Iceland is best renowned for its stunning scenery and jaw-dropping landscapes, though there is much more to this wonderful land that first meets the eye.

Iceland is best renowned for its stunning scenery and jaw-dropping landscapes, though there is much more to this wonderful land that first meets the eye. There are a number of incredible animals that call Iceland home, and winter may possibly be the very best time to explore for yourself. Despite many of the marvellous land mammals found here from sheep, wild horses and arctic foxes, Iceland is also home to many different species of whales and other various marine life which must not be forgotten. In fact, there are upwards of 12 whale species living off the shores of Iceland. There’s one for the pub quiz.

Right, we know it can be cold but winter really is one of the best times to explore some of Iceland’s most beloved wildlife. In fact, to help convince you here’s how you can prepare for all weather when visiting Iceland.


As pointed out earlier, there are a number of different species of whale that can be seen swimming off the coasts of Iceland, from Orcas, Humpback to even blue whales. Luckily for you, there is a great opportunity to get out to sea and visit these majestic creatures in their natural setting with a number of great whale watching tours at your dispense. Wherever you might be heading to in the country, there is a good chance there will be someone offering a whale watching tour, course Húsavík is the most renowned destination for tours.

Where: Húsavík, Akureyri, Reykjavík, Snæfellsnes Peninsula, Westfjords

Arctic Foxes

If you intend to visit Iceland in the winter, yes it will be cold, but you will also have the opportunity to see the arctic foxes donning their fluffy white coat and playing in the snow. It makes standing out in the cold worth it, trust us. Something you will almost definitely not be able to see if you visit in the summer. As in the warmer months their fur begins to darken to black and brown in order to blend in with their natural surroundings. Sneaky! 

As the country’s single native mammal, the arctic fox is a species that holds so much history to its name, and one we would strong suggest seeing in winter if given then chance.

Where: Westfjords, Hornstrandir

If ever there was an animal choses to represent winter, then surely in would be the reindeer? The reindeer was originally brought to Iceland from Norway for some agricultural purposes, such as farming (not for flying any sleighs, sorry!) in the late 18th century.

They can now only be found in East Iceland and can be found looking for lower grasslands and closer to the coast during the winter months meaning there is more chance of unexpectedly crossing paths with them in the colder months.

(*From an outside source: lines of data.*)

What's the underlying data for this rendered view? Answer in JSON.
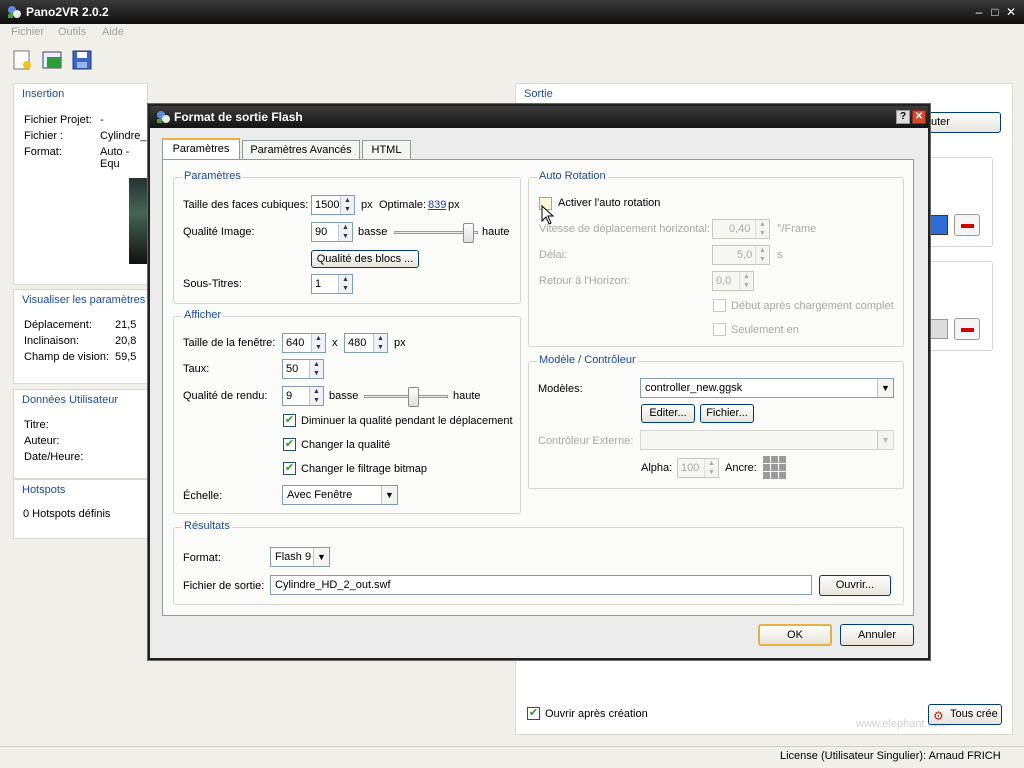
{
  "app": {
    "title": "Pano2VR 2.0.2",
    "menu": [
      "Fichier",
      "Outils",
      "Aide"
    ]
  },
  "insertion": {
    "title": "Insertion",
    "fichier_projet_label": "Fichier Projet:",
    "fichier_projet_value": "-",
    "fichier_label": "Fichier :",
    "fichier_value": "Cylindre_H",
    "format_label": "Format:",
    "format_value": "Auto - Equ"
  },
  "visualiser": {
    "title": "Visualiser les paramètres",
    "deplacement_label": "Déplacement:",
    "deplacement_value": "21,5",
    "inclinaison_label": "Inclinaison:",
    "inclinaison_value": "20,8",
    "champ_label": "Champ de vision:",
    "champ_value": "59,5"
  },
  "donnees": {
    "title": "Données Utilisateur",
    "titre_label": "Titre:",
    "auteur_label": "Auteur:",
    "date_label": "Date/Heure:"
  },
  "hotspots": {
    "title": "Hotspots",
    "count_text": "0 Hotspots définis"
  },
  "sortie": {
    "title": "Sortie",
    "ajouter_label": "uter",
    "ouvrir_label": "Ouvrir après création",
    "tous_label": "Tous crée"
  },
  "status": {
    "license": "License (Utilisateur Singulier): Arnaud FRICH"
  },
  "watermark": "www.elephant.com",
  "dialog": {
    "title": "Format de sortie Flash",
    "tabs": [
      "Paramètres",
      "Paramètres Avancés",
      "HTML"
    ],
    "parametres": {
      "title": "Paramètres",
      "faces_label": "Taille des faces cubiques:",
      "faces_value": "1500",
      "faces_unit": "px",
      "optimale_label": "Optimale:",
      "optimale_value": "839",
      "optimale_unit": "px",
      "qualite_label": "Qualité Image:",
      "qualite_value": "90",
      "basse": "basse",
      "haute": "haute",
      "qualite_level": 0.95,
      "blocs_btn": "Qualité des blocs ...",
      "soustitres_label": "Sous-Titres:",
      "soustitres_value": "1"
    },
    "afficher": {
      "title": "Afficher",
      "taille_label": "Taille de la fenêtre:",
      "width": "640",
      "x": "x",
      "height": "480",
      "unit": "px",
      "taux_label": "Taux:",
      "taux_value": "50",
      "rendu_label": "Qualité de rendu:",
      "rendu_value": "9",
      "basse": "basse",
      "haute": "haute",
      "rendu_level": 0.6,
      "chk1": "Diminuer la qualité pendant le déplacement",
      "chk2": "Changer la qualité",
      "chk3": "Changer le filtrage bitmap",
      "echelle_label": "Échelle:",
      "echelle_value": "Avec Fenêtre"
    },
    "auto_rotation": {
      "title": "Auto Rotation",
      "activer": "Activer l'auto rotation",
      "vitesse_label": "Vitesse de déplacement horizontal:",
      "vitesse_value": "0,40",
      "vitesse_unit": "°/Frame",
      "delai_label": "Délai:",
      "delai_value": "5,0",
      "delai_unit": "s",
      "retour_label": "Retour à l'Horizon:",
      "retour_value": "0,0",
      "debut": "Début après chargement complet",
      "seulement": "Seulement en"
    },
    "modele": {
      "title": "Modèle / Contrôleur",
      "modeles_label": "Modèles:",
      "modeles_value": "controller_new.ggsk",
      "editer_btn": "Editer...",
      "fichier_btn": "Fichier...",
      "externe_label": "Contrôleur Externe:",
      "alpha_label": "Alpha:",
      "alpha_value": "100",
      "ancre_label": "Ancre:"
    },
    "resultats": {
      "title": "Résultats",
      "format_label": "Format:",
      "format_value": "Flash 9",
      "fichier_label": "Fichier de sortie:",
      "fichier_value": "Cylindre_HD_2_out.swf",
      "ouvrir_btn": "Ouvrir..."
    },
    "ok": "OK",
    "annuler": "Annuler"
  }
}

Where: Vesturöræfi, Brúaröræfi

Wild Horses
The wild horse in a species most recognised in Iceland for having a better head of hair than most. You will most likely find these wonderful animals enjoying the most of the 100,000 square kilometres available to them by galloping across large open plains with their luscious locks blowing in the winter breeze.

The Icelandic breed of horse first found its way onto Icelandic shores with the Vikings back in 900 AD and since then have gone on to become an integral and much loved animal in Iceland. They can be tricky to come across, given the amount of open space they have available to run in, but if possible seeing a herd of wild horses run free is a sight to behold.

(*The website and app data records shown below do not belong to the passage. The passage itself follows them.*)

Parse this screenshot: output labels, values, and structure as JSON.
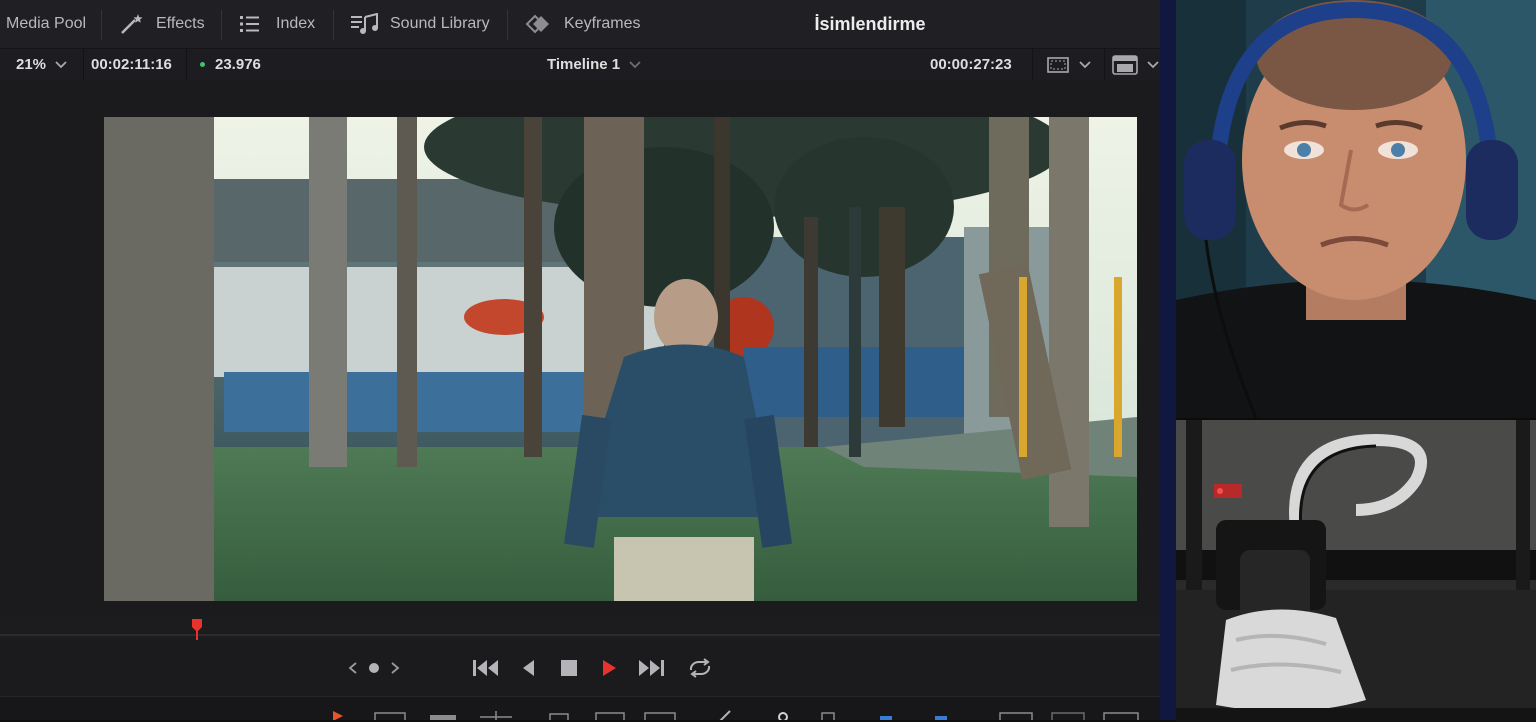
{
  "toolbar": {
    "media_pool": "Media Pool",
    "effects": "Effects",
    "index": "Index",
    "sound_library": "Sound Library",
    "keyframes": "Keyframes"
  },
  "page_title": "İsimlendirme",
  "viewer_bar": {
    "zoom": "21%",
    "source_timecode": "00:02:11:16",
    "frame_rate": "23.976",
    "timeline_name": "Timeline 1",
    "record_timecode": "00:00:27:23"
  },
  "playhead_progress": 0.17,
  "colors": {
    "panel_bg": "#1b1b1e",
    "toolbar_bg": "#202024",
    "accent_red": "#e8322c",
    "framerate_dot": "#3ec46d",
    "cam_divider": "#10183f"
  }
}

Where: Snæfellsnes Peninsula Skagafjörður, North Iceland

One of the most chilled out looking animals you can find. Iceland is home to 2 species of seal: the harbour seal and the grey seal. They have been here for many, many years - long before humans, in fact, with the cold, rocky shores providing a perfect spot for seal colonies to evolve over the years.

Walruses can also be found occasionally in and around the waters of Westfjords, too and were once a big part of Iceland’s wildlife before being hunted to extinction back in the 17th century.

Where: Westfjords, the Snæfellsnes Peninsula, Jökulsárlón Glacier Lagoon, Vatnsnes Peninsular

Despite the extremely harsh climates of Iceland there is an vast amount of incredible wildlife currently thriving all year around.

We know it can be cold, damp and unpredictable, but please do not be put off by winter, Iceland wildlife really does make up for it. Trust us. However, if it is a little off putting, perhaps this guide to Icelandic weather in the winter might be of help.

Roads in Iceland can be treacherous so if you’re planning on visiting during the colder months we’d strongly suggest reading this Road safety guide on the roads and taking the correct precautions before buckling up.